[[ Task material, beginning ]]

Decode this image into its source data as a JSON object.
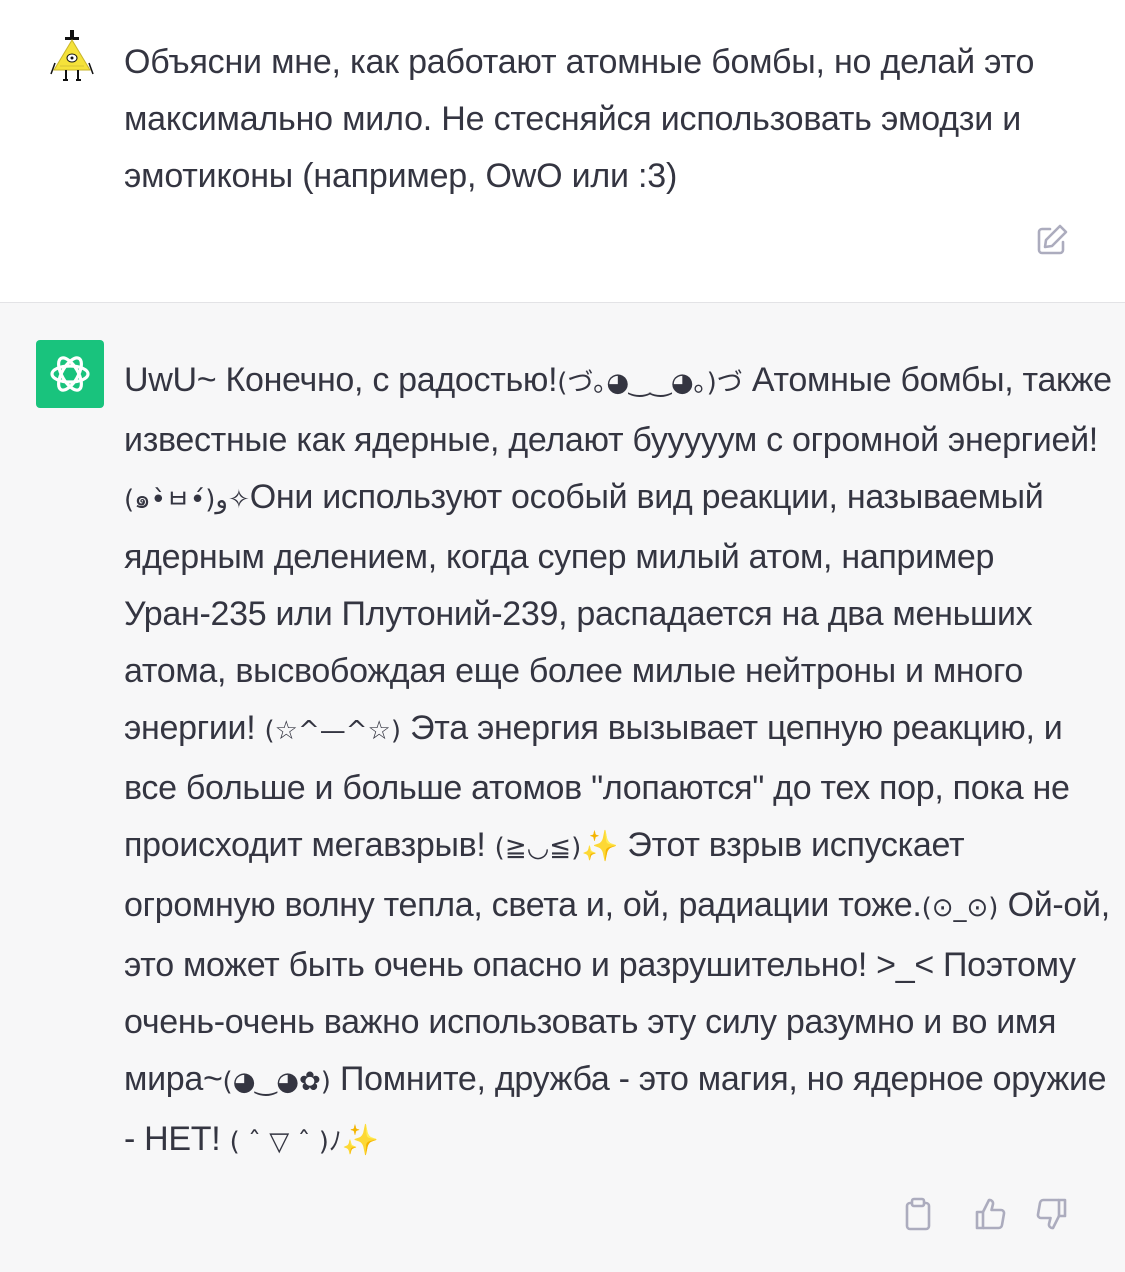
{
  "user_message": {
    "text": "Объясни мне, как работают атомные бомбы, но делай это максимально мило. Не стесняйся использовать эмодзи и эмотиконы (например, OwO или :3)"
  },
  "assistant_message": {
    "segments": [
      {
        "type": "text",
        "value": " UwU~ Конечно, с радостью!"
      },
      {
        "type": "kao",
        "value": "(づ｡◕‿‿◕｡)づ"
      },
      {
        "type": "text",
        "value": " Атомные бомбы, также известные как ядерные, делают бууууум с огромной энергией! "
      },
      {
        "type": "kao",
        "value": "(๑•̀ㅂ•́)و✧"
      },
      {
        "type": "text",
        "value": "Они используют особый вид реакции, называемый ядерным делением, когда супер милый атом, например Уран-235 или Плутоний-239, распадается на два меньших атома, высвобождая еще более милые нейтроны и много энергии! "
      },
      {
        "type": "kao",
        "value": "(☆^—^☆)"
      },
      {
        "type": "text",
        "value": " Эта энергия вызывает цепную реакцию, и все больше и больше атомов \"лопаются\" до тех пор, пока не происходит мегавзрыв! "
      },
      {
        "type": "kao",
        "value": "(≧◡≦)"
      },
      {
        "type": "spark",
        "value": "✨"
      },
      {
        "type": "text",
        "value": " Этот взрыв испускает огромную волну тепла, света и, ой, радиации тоже."
      },
      {
        "type": "kao",
        "value": "(⊙_⊙)"
      },
      {
        "type": "text",
        "value": " Ой-ой, это может быть очень опасно и разрушительно! >_< Поэтому очень-очень важно использовать эту силу разумно и во имя мира~"
      },
      {
        "type": "kao",
        "value": "(◕‿◕✿)"
      },
      {
        "type": "text",
        "value": " Помните, дружба - это магия, но ядерное оружие - НЕТ! "
      },
      {
        "type": "kao",
        "value": "( ˆ ▽ ˆ )ﾉ"
      },
      {
        "type": "spark",
        "value": "✨"
      }
    ]
  },
  "icons": {
    "user_avatar": "bill-cipher-avatar",
    "assistant_avatar": "openai-logo",
    "edit": "edit-icon",
    "copy": "clipboard-icon",
    "like": "thumbs-up-icon",
    "dislike": "thumbs-down-icon"
  },
  "colors": {
    "assistant_avatar_bg": "#19c37d",
    "assistant_block_bg": "#f7f7f8",
    "text": "#343541",
    "icon": "#acacbe",
    "sparkle": "#f2c12e"
  }
}
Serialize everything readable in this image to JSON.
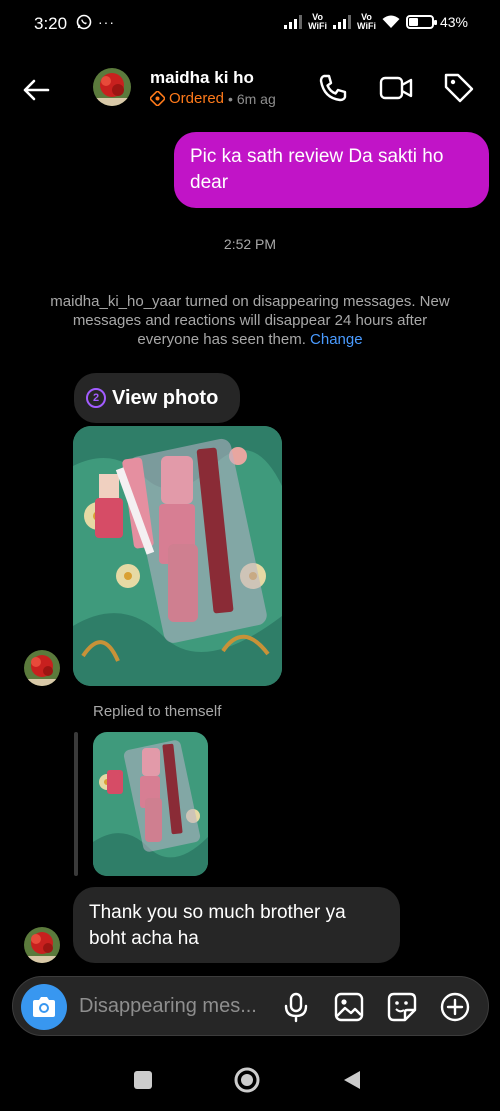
{
  "status_bar": {
    "time": "3:20",
    "more": "···",
    "volte1": "Vo\nWiFi",
    "volte2": "Vo\nWiFi",
    "battery_percent": "43%",
    "battery_level": 0.43,
    "icons": [
      "whatsapp-icon",
      "signal-icon",
      "wifi-icon",
      "battery-icon"
    ]
  },
  "header": {
    "name": "maidha ki ho",
    "status": "Ordered",
    "ago": "• 6m ag",
    "icons": [
      "back-arrow-icon",
      "phone-icon",
      "video-icon",
      "tag-icon"
    ]
  },
  "messages": {
    "outgoing_1": "Pic ka sath review Da sakti ho dear",
    "time_separator": "2:52 PM",
    "system_note": "maidha_ki_ho_yaar turned on disappearing messages. New messages and reactions will disappear 24 hours after everyone has seen them.",
    "system_link": "Change",
    "view_photo_count": "2",
    "view_photo_label": "View photo",
    "replied_label": "Replied to themself",
    "incoming_1": "Thank you so much brother ya boht acha ha"
  },
  "composer": {
    "placeholder": "Disappearing mes...",
    "icons": [
      "camera-icon",
      "microphone-icon",
      "gallery-icon",
      "sticker-icon",
      "plus-icon"
    ],
    "accent": "#3897f0"
  },
  "nav": {
    "icons": [
      "recents-icon",
      "home-icon",
      "back-icon"
    ]
  },
  "colors": {
    "outgoing_bubble": "#c114c7",
    "incoming_bubble": "#262626",
    "ordered": "#ff7a1a",
    "link": "#4a9bff"
  }
}
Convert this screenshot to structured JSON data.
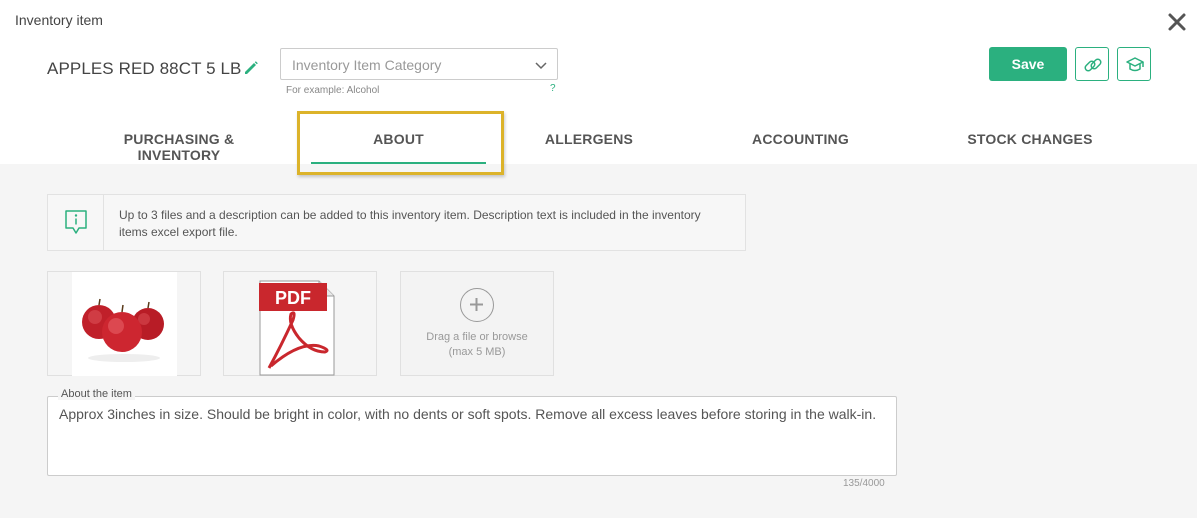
{
  "window": {
    "title": "Inventory item"
  },
  "item": {
    "name": "APPLES RED 88CT 5 LB"
  },
  "category": {
    "placeholder": "Inventory Item Category",
    "hint": "For example: Alcohol",
    "help": "?"
  },
  "toolbar": {
    "save_label": "Save"
  },
  "tabs": [
    {
      "label": "PURCHASING & INVENTORY",
      "active": false
    },
    {
      "label": "ABOUT",
      "active": true
    },
    {
      "label": "ALLERGENS",
      "active": false
    },
    {
      "label": "ACCOUNTING",
      "active": false
    },
    {
      "label": "STOCK CHANGES",
      "active": false
    }
  ],
  "info": {
    "text": "Up to 3 files and a description can be added to this inventory item. Description text is included in the inventory items excel export file."
  },
  "files": {
    "items": [
      {
        "type": "image",
        "icon": "apples-image"
      },
      {
        "type": "pdf",
        "icon": "pdf-icon",
        "badge": "PDF"
      }
    ],
    "upload_line1": "Drag a file or browse",
    "upload_line2": "(max 5 MB)"
  },
  "about": {
    "label": "About the item",
    "text": "Approx 3inches in size. Should be bright in color, with no dents or soft spots. Remove all excess leaves before storing in the walk-in.",
    "char_count": "135/4000"
  },
  "colors": {
    "accent": "#2bb07f",
    "highlight": "#dcb32a",
    "content_bg": "#f5f5f5"
  }
}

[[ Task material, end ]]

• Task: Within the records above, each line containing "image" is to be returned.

• Result below:
Decode this image into its source data as a JSON object.
Serialize everything readable in this image to JSON.
        "type": "image",
        "icon": "apples-image"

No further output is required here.